keep up-to-date on our own careers, let alone keep an eye on educational
trends, materials and methods.
Luther’s third cause of parents neglecting their
children’s education is that parents simply would not have the necessary
time. It would take time, and plenty of it, to qualify oneself to teach
all areas of the curriculum. How many of us can honestly say he or she
is qualified to teach everything, especially the areas of math and the
various sciences? How confident are most parents with junior high
algebra and science, especially if such areas of study were not academic
strengths in the days of youth? High school calculus, advanced physics,
chemistry or biology anyone? Attempt to learn such material yourself and
then prepare lessons, all while meeting the regular God-given
responsibilities of the workplace, church, home and family. How many
hours are there in a day? Luther expressed the need for hiring trained
teachers this way:
Thus, in all the world, even among the heathen,
school-masters and teachers have been found necessary where a nation
was to be elevated. Hence in the Epistle to the Galatians Paul
employs a word in common use when he says, "The law was our
Since, then, a city must have well-trained
people, and since the greatest need, lack, and lament is that such
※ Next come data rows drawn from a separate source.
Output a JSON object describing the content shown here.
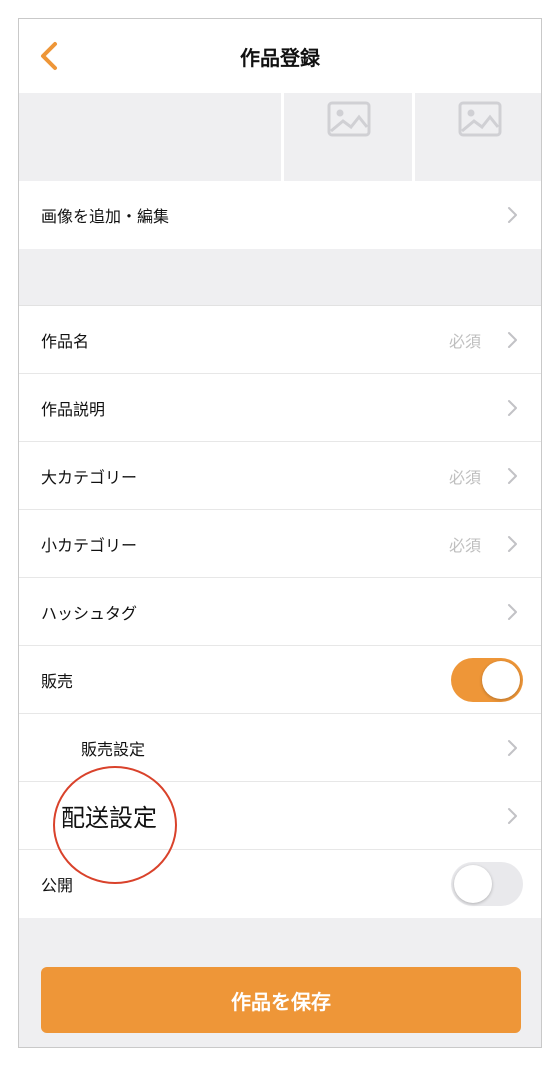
{
  "header": {
    "title": "作品登録"
  },
  "images": {
    "add_edit_label": "画像を追加・編集"
  },
  "fields": [
    {
      "label": "作品名",
      "badge": "必須"
    },
    {
      "label": "作品説明",
      "badge": ""
    },
    {
      "label": "大カテゴリー",
      "badge": "必須"
    },
    {
      "label": "小カテゴリー",
      "badge": "必須"
    },
    {
      "label": "ハッシュタグ",
      "badge": ""
    }
  ],
  "sale": {
    "label": "販売",
    "enabled": true
  },
  "sale_settings": {
    "label": "販売設定"
  },
  "shipping_settings": {
    "label": "配送設定"
  },
  "publish": {
    "label": "公開",
    "enabled": false
  },
  "save_button": {
    "label": "作品を保存"
  },
  "colors": {
    "accent": "#ee9638",
    "annotation_circle": "#d9422b",
    "toggle_off": "#e9e9ec",
    "required_text": "#bfbfbf"
  },
  "icons": [
    "back-chevron-icon",
    "image-placeholder-icon",
    "chevron-right-icon"
  ]
}
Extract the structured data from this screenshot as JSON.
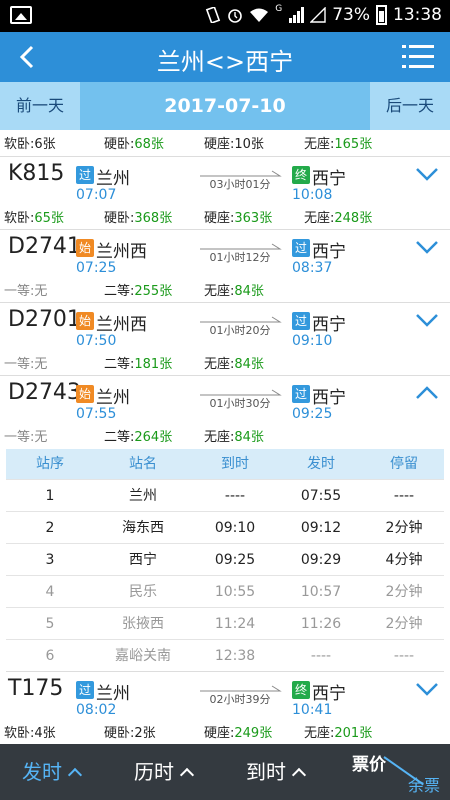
{
  "status_bar": {
    "battery": "73%",
    "time": "13:38",
    "signal_label": "G"
  },
  "header": {
    "title": "兰州<>西宁",
    "back_icon": "chevron-left-icon",
    "menu_icon": "menu-icon"
  },
  "date_bar": {
    "prev_label": "前一天",
    "date": "2017-07-10",
    "next_label": "后一天"
  },
  "partial_row": {
    "seats": [
      {
        "name": "软卧:",
        "count": "6张",
        "highlight": false
      },
      {
        "name": "硬卧:",
        "count": "68张",
        "highlight": true
      },
      {
        "name": "硬座:",
        "count": "10张",
        "highlight": false
      },
      {
        "name": "无座:",
        "count": "165张",
        "highlight": true
      }
    ]
  },
  "trains": [
    {
      "code": "K815",
      "from_badge": "过",
      "from_type": "pass",
      "from_station": "兰州",
      "dep_time": "07:07",
      "duration": "03小时01分",
      "to_badge": "终",
      "to_type": "end",
      "to_station": "西宁",
      "arr_time": "10:08",
      "expanded": false,
      "seats": [
        {
          "name": "软卧:",
          "count": "65张"
        },
        {
          "name": "硬卧:",
          "count": "368张"
        },
        {
          "name": "硬座:",
          "count": "363张"
        },
        {
          "name": "无座:",
          "count": "248张"
        }
      ]
    },
    {
      "code": "D2741",
      "from_badge": "始",
      "from_type": "start",
      "from_station": "兰州西",
      "dep_time": "07:25",
      "duration": "01小时12分",
      "to_badge": "过",
      "to_type": "pass",
      "to_station": "西宁",
      "arr_time": "08:37",
      "expanded": false,
      "seats": [
        {
          "name": "一等:",
          "count": "无"
        },
        {
          "name": "二等:",
          "count": "255张"
        },
        {
          "name": "无座:",
          "count": "84张"
        }
      ]
    },
    {
      "code": "D2701",
      "from_badge": "始",
      "from_type": "start",
      "from_station": "兰州西",
      "dep_time": "07:50",
      "duration": "01小时20分",
      "to_badge": "过",
      "to_type": "pass",
      "to_station": "西宁",
      "arr_time": "09:10",
      "expanded": false,
      "seats": [
        {
          "name": "一等:",
          "count": "无"
        },
        {
          "name": "二等:",
          "count": "181张"
        },
        {
          "name": "无座:",
          "count": "84张"
        }
      ]
    },
    {
      "code": "D2743",
      "from_badge": "始",
      "from_type": "start",
      "from_station": "兰州",
      "dep_time": "07:55",
      "duration": "01小时30分",
      "to_badge": "过",
      "to_type": "pass",
      "to_station": "西宁",
      "arr_time": "09:25",
      "expanded": true,
      "seats": [
        {
          "name": "一等:",
          "count": "无"
        },
        {
          "name": "二等:",
          "count": "264张"
        },
        {
          "name": "无座:",
          "count": "84张"
        }
      ]
    },
    {
      "code": "T175",
      "from_badge": "过",
      "from_type": "pass",
      "from_station": "兰州",
      "dep_time": "08:02",
      "duration": "02小时39分",
      "to_badge": "终",
      "to_type": "end",
      "to_station": "西宁",
      "arr_time": "10:41",
      "expanded": false,
      "seats": [
        {
          "name": "软卧:",
          "count": "4张"
        },
        {
          "name": "硬卧:",
          "count": "2张"
        },
        {
          "name": "硬座:",
          "count": "249张"
        },
        {
          "name": "无座:",
          "count": "201张"
        }
      ]
    }
  ],
  "stop_table": {
    "headers": [
      "站序",
      "站名",
      "到时",
      "发时",
      "停留"
    ],
    "rows": [
      {
        "seq": "1",
        "station": "兰州",
        "arrive": "----",
        "depart": "07:55",
        "stay": "----",
        "active": true
      },
      {
        "seq": "2",
        "station": "海东西",
        "arrive": "09:10",
        "depart": "09:12",
        "stay": "2分钟",
        "active": true
      },
      {
        "seq": "3",
        "station": "西宁",
        "arrive": "09:25",
        "depart": "09:29",
        "stay": "4分钟",
        "active": true
      },
      {
        "seq": "4",
        "station": "民乐",
        "arrive": "10:55",
        "depart": "10:57",
        "stay": "2分钟",
        "active": false
      },
      {
        "seq": "5",
        "station": "张掖西",
        "arrive": "11:24",
        "depart": "11:26",
        "stay": "2分钟",
        "active": false
      },
      {
        "seq": "6",
        "station": "嘉峪关南",
        "arrive": "12:38",
        "depart": "----",
        "stay": "----",
        "active": false
      }
    ]
  },
  "bottom_tabs": {
    "depart": "发时",
    "duration": "历时",
    "arrive": "到时",
    "price_top": "票价",
    "price_bottom": "余票"
  },
  "colors": {
    "accent": "#2d8fd8",
    "count_green": "#1a9a1a",
    "badge_start": "#f08a24",
    "badge_end": "#23aa4a",
    "badge_pass": "#3399dd"
  }
}
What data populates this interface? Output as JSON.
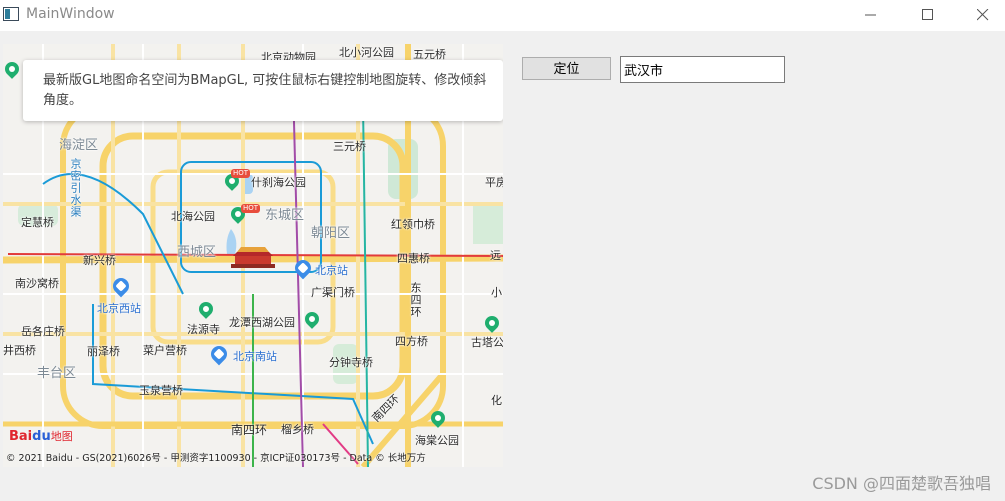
{
  "window": {
    "title": "MainWindow",
    "icon": "app-window-icon"
  },
  "controls": {
    "minimize": "minimize-icon",
    "maximize": "maximize-icon",
    "close": "close-icon"
  },
  "map": {
    "notice": "最新版GL地图命名空间为BMapGL, 可按住鼠标右键控制地图旋转、修改倾斜角度。",
    "logo": {
      "en": "Bai",
      "paw": "du",
      "cn": "地图"
    },
    "copyright": "© 2021 Baidu - GS(2021)6026号 - 甲测资字1100930 - 京ICP证030173号 - Data © 长地万方",
    "labels": {
      "top_a": "北京动物园",
      "top_b": "北小河公园",
      "top_c": "五元桥",
      "haidian": "海淀区",
      "jingmi": "京密引水渠",
      "sanyuan": "三元桥",
      "shichahai": "什刹海公园",
      "dongcheng": "东城区",
      "beihai": "北海公园",
      "chaoyang": "朝阳区",
      "dinghui": "定慧桥",
      "hongling": "红领巾桥",
      "xicheng": "西城区",
      "sihui": "四惠桥",
      "xinxing": "新兴桥",
      "beijingzhan": "北京站",
      "nanshagou": "南沙窝桥",
      "guangqumen": "广渠门桥",
      "beijingxi": "北京西站",
      "dongsihuan": "东四环",
      "yuegezhuang": "岳各庄桥",
      "fayuan": "法源寺",
      "longtanxihu": "龙潭西湖公园",
      "liuquan": "六里桥",
      "jingxi": "井西桥",
      "lize": "丽泽桥",
      "caihuying": "菜户营桥",
      "beijingnan": "北京南站",
      "fenzhong": "分钟寺桥",
      "sifang": "四方桥",
      "fengtai": "丰台区",
      "yuquanying": "玉泉营桥",
      "nansihuan": "南四环",
      "liuxiang": "榴乡桥",
      "nansihuan_e": "南四环",
      "haitang": "海棠公园",
      "ping": "平房",
      "yuan": "远",
      "xiao": "小",
      "gutaw": "古塔公",
      "hua": "化"
    }
  },
  "toolbar": {
    "locate_label": "定位",
    "city_value": "武汉市"
  },
  "watermark": "CSDN @四面楚歌吾独唱"
}
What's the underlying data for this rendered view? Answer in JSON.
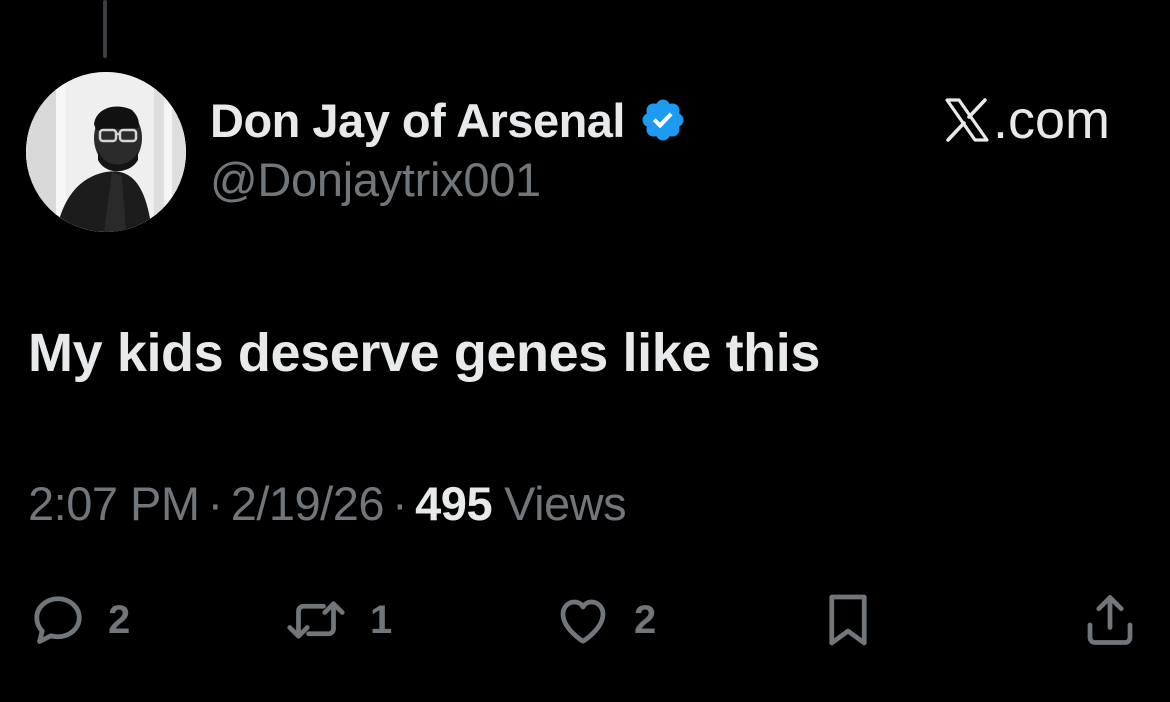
{
  "post": {
    "author": {
      "display_name": "Don Jay of Arsenal",
      "handle": "@Donjaytrix001",
      "verified": true,
      "avatar": "profile-photo-man-in-glasses-monochrome"
    },
    "source": {
      "label": ".com",
      "icon": "x-logo-icon"
    },
    "text": "My kids deserve genes like this",
    "meta": {
      "time": "2:07 PM",
      "separator": "·",
      "date": "2/19/26",
      "views_count": "495",
      "views_label": "Views"
    },
    "actions": {
      "replies": "2",
      "reposts": "1",
      "likes": "2"
    }
  },
  "colors": {
    "background": "#000000",
    "primary_text": "#e7e9ea",
    "secondary_text": "#71767b",
    "verified_blue": "#1d9bf0",
    "thread_line": "#3b3e42"
  }
}
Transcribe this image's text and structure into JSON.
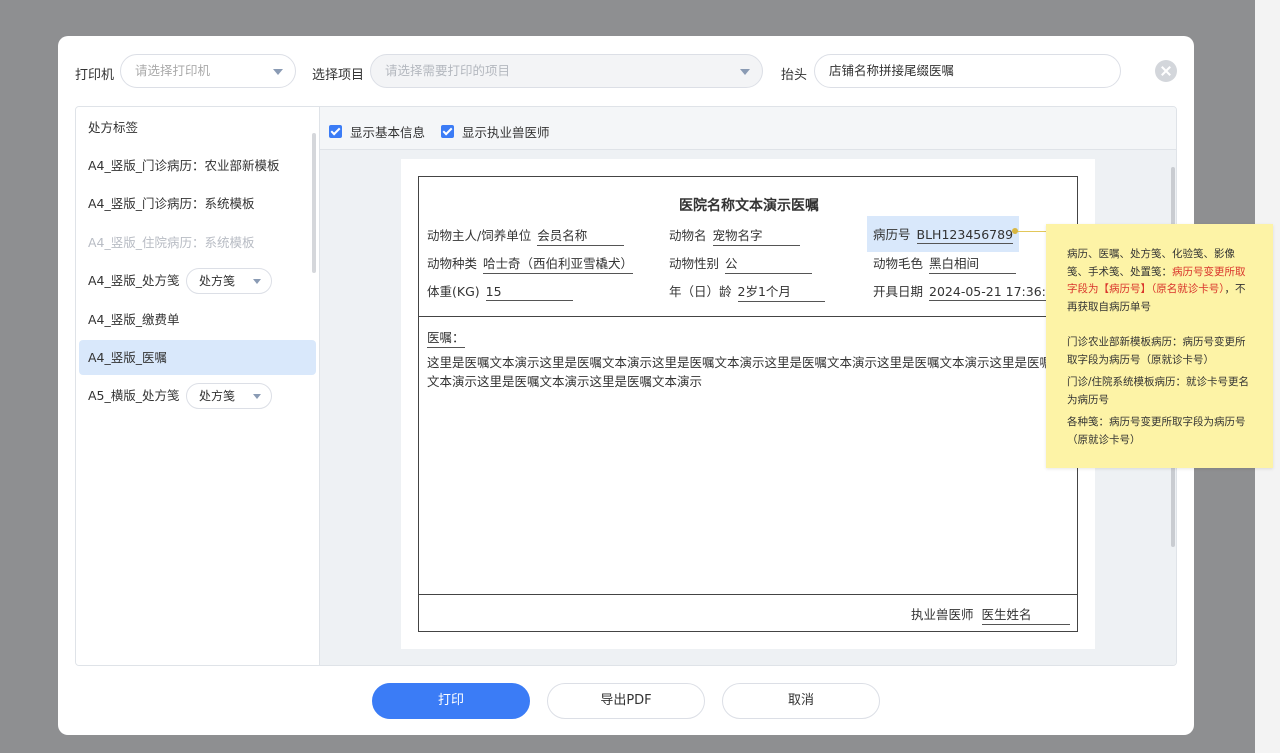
{
  "toolbar": {
    "printer_label": "打印机",
    "printer_placeholder": "请选择打印机",
    "project_label": "选择项目",
    "project_placeholder": "请选择需要打印的项目",
    "header_label": "抬头",
    "header_value": "店铺名称拼接尾缀医嘱"
  },
  "sidebar": {
    "items": [
      {
        "label": "处方标签"
      },
      {
        "label": "A4_竖版_门诊病历：农业部新模板"
      },
      {
        "label": "A4_竖版_门诊病历：系统模板"
      },
      {
        "label": "A4_竖版_住院病历：系统模板",
        "disabled": true
      },
      {
        "label": "A4_竖版_处方笺",
        "select": "处方笺"
      },
      {
        "label": "A4_竖版_缴费单"
      },
      {
        "label": "A4_竖版_医嘱",
        "active": true
      },
      {
        "label": "A5_横版_处方笺",
        "select": "处方笺"
      }
    ]
  },
  "options": {
    "show_basic_info": "显示基本信息",
    "show_vet": "显示执业兽医师"
  },
  "document": {
    "title": "医院名称文本演示医嘱",
    "owner_label": "动物主人/饲养单位",
    "owner_value": "会员名称",
    "pet_name_label": "动物名",
    "pet_name_value": "宠物名字",
    "record_no_label": "病历号",
    "record_no_value": "BLH123456789",
    "species_label": "动物种类",
    "species_value": "哈士奇（西伯利亚雪橇犬）",
    "sex_label": "动物性别",
    "sex_value": "公",
    "color_label": "动物毛色",
    "color_value": "黑白相间",
    "weight_label": "体重(KG)",
    "weight_value": "15",
    "age_label": "年（日）龄",
    "age_value": "2岁1个月",
    "date_label": "开具日期",
    "date_value": "2024-05-21 17:36:17",
    "advice_label": "医嘱：",
    "advice_text": "这里是医嘱文本演示这里是医嘱文本演示这里是医嘱文本演示这里是医嘱文本演示这里是医嘱文本演示这里是医嘱文本演示这里是医嘱文本演示这里是医嘱文本演示",
    "vet_label": "执业兽医师",
    "vet_value": "医生姓名"
  },
  "note": {
    "p1_prefix": "病历、医嘱、处方笺、化验笺、影像笺、手术笺、处置笺：",
    "p1_red": "病历号变更所取字段为【病历号】（原名就诊卡号）",
    "p1_suffix": "，不再获取自病历单号",
    "p2": "门诊农业部新模板病历：病历号变更所取字段为病历号（原就诊卡号）",
    "p3": "门诊/住院系统模板病历：就诊卡号更名为病历号",
    "p4": "各种笺：病历号变更所取字段为病历号（原就诊卡号）"
  },
  "footer": {
    "print": "打印",
    "export_pdf": "导出PDF",
    "cancel": "取消"
  },
  "colors": {
    "primary": "#3b7cf6",
    "note_bg": "#fdf3a6",
    "highlight": "#d9e8fb",
    "note_red": "#d9342b"
  }
}
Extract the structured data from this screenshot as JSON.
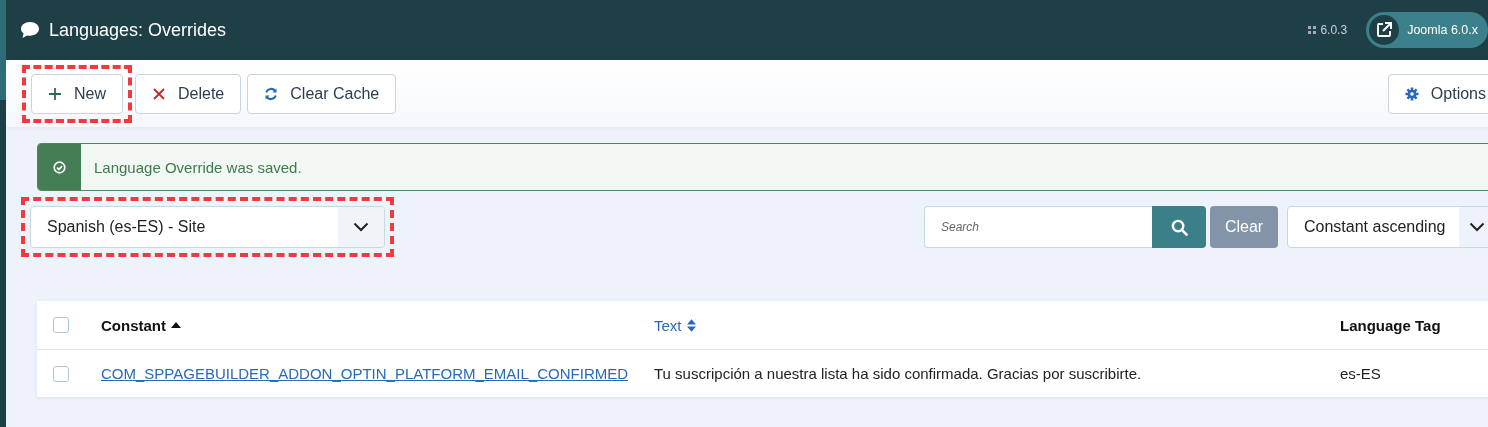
{
  "header": {
    "title": "Languages: Overrides",
    "version": "6.0.3",
    "site_link": "Joomla 6.0.x"
  },
  "toolbar": [
    {
      "kind": "new",
      "label": "New",
      "highlighted": true
    },
    {
      "kind": "delete",
      "label": "Delete",
      "highlighted": false
    },
    {
      "kind": "refresh",
      "label": "Clear Cache",
      "highlighted": false
    },
    {
      "kind": "options",
      "label": "Options",
      "highlighted": false
    }
  ],
  "alert": {
    "message": "Language Override was saved."
  },
  "language_select": {
    "value": "Spanish (es-ES) - Site",
    "highlighted": true
  },
  "search": {
    "placeholder": "Search",
    "clear": "Clear"
  },
  "sort_select": {
    "value": "Constant ascending"
  },
  "table": {
    "select_all_checked": false,
    "columns": [
      {
        "label": "Constant",
        "sorted_ascending": true,
        "sortable": false
      },
      {
        "label": "Text",
        "sorted_ascending": false,
        "sortable": true
      },
      {
        "label": "Language Tag",
        "sorted_ascending": false,
        "sortable": false
      }
    ],
    "rows": [
      {
        "checked": false,
        "constant": "COM_SPPAGEBUILDER_ADDON_OPTIN_PLATFORM_EMAIL_CONFIRMED",
        "text": "Tu suscripción a nuestra lista ha sido confirmada. Gracias por suscribirte.",
        "language_tag": "es-ES"
      }
    ]
  }
}
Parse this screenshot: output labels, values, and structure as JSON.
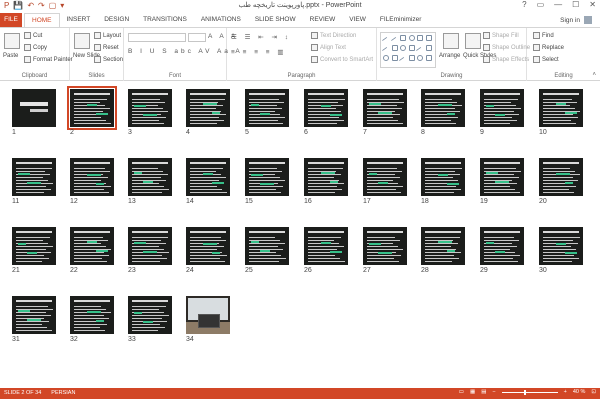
{
  "window": {
    "title": "پاورپوینت تاریخچه طب.pptx - PowerPoint",
    "controls": [
      "?",
      "▭",
      "—",
      "☐",
      "✕"
    ]
  },
  "qat": [
    "P",
    "💾",
    "↶",
    "↷",
    "▢",
    "▾"
  ],
  "tabs": [
    "FILE",
    "HOME",
    "INSERT",
    "DESIGN",
    "TRANSITIONS",
    "ANIMATIONS",
    "SLIDE SHOW",
    "REVIEW",
    "VIEW",
    "FILEminimizer"
  ],
  "active_tab": "HOME",
  "signin": "Sign in",
  "ribbon": {
    "clipboard": {
      "label": "Clipboard",
      "paste": "Paste",
      "cut": "Cut",
      "copy": "Copy",
      "format_painter": "Format Painter"
    },
    "slides": {
      "label": "Slides",
      "new_slide": "New Slide",
      "layout": "Layout",
      "reset": "Reset",
      "section": "Section"
    },
    "font": {
      "label": "Font",
      "format_row1": "A A A",
      "format_row2": "B I U S abc AV Aa A"
    },
    "paragraph": {
      "label": "Paragraph",
      "text_direction": "Text Direction",
      "align_text": "Align Text",
      "convert_smartart": "Convert to SmartArt"
    },
    "drawing": {
      "label": "Drawing",
      "arrange": "Arrange",
      "quick_styles": "Quick Styles",
      "shape_fill": "Shape Fill",
      "shape_outline": "Shape Outline",
      "shape_effects": "Shape Effects"
    },
    "editing": {
      "label": "Editing",
      "find": "Find",
      "replace": "Replace",
      "select": "Select"
    }
  },
  "slides": {
    "selected": 2,
    "numbers": [
      "1",
      "2",
      "3",
      "4",
      "5",
      "6",
      "7",
      "8",
      "9",
      "10",
      "11",
      "12",
      "13",
      "14",
      "15",
      "16",
      "17",
      "18",
      "19",
      "20",
      "21",
      "22",
      "23",
      "24",
      "25",
      "26",
      "27",
      "28",
      "29",
      "30",
      "31",
      "32",
      "33",
      "34"
    ]
  },
  "status": {
    "slide_info": "SLIDE 2 OF 34",
    "language": "PERSIAN",
    "zoom": "40 %"
  }
}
are not to be found, we must not wait till they grow up of
themselves; neither can they be hewed out of stones nor cut out of
wood; nor will God work miracles, so long as men can attain their
object through means within their reach. Therefore we must see to
it, and spare no trouble or expense to educate and form them
ourselves. For whose fault is it that in all the cities there are at
present so few skilful people except the rulers, who have allowed
the young to grow up like trees in the forest, and have not cared
how they were reared and taught? The growth, consequently, has been
so irregular that the forest furnishes no timber for building
purposes, but like a useless hedge, is good only for fuel.
We can hope Luther would agree with the claim that
much progress has been made in covenant education in the 485 years since
Luther wrote his letter to the mayors. Despite the progress, however, we
still need our good Christian schools. Have we matured to the point
intellectually and spiritually that we have outgrown our need for
Christian schools? The work of maintaining Christian education is an
ongoing work, as is the work of maintaining and defending the heritage
of truth given our denomination through the Reformation. Such is the
nature of God’s truth. It is not stagnant, but dynamic. Let’s be
grateful for, and maintain, our schools as we and our children walk the
life our faithful Father gives us in a changing world.
Mr. Brian Dykstra, teacher at Hope Protestant Reformed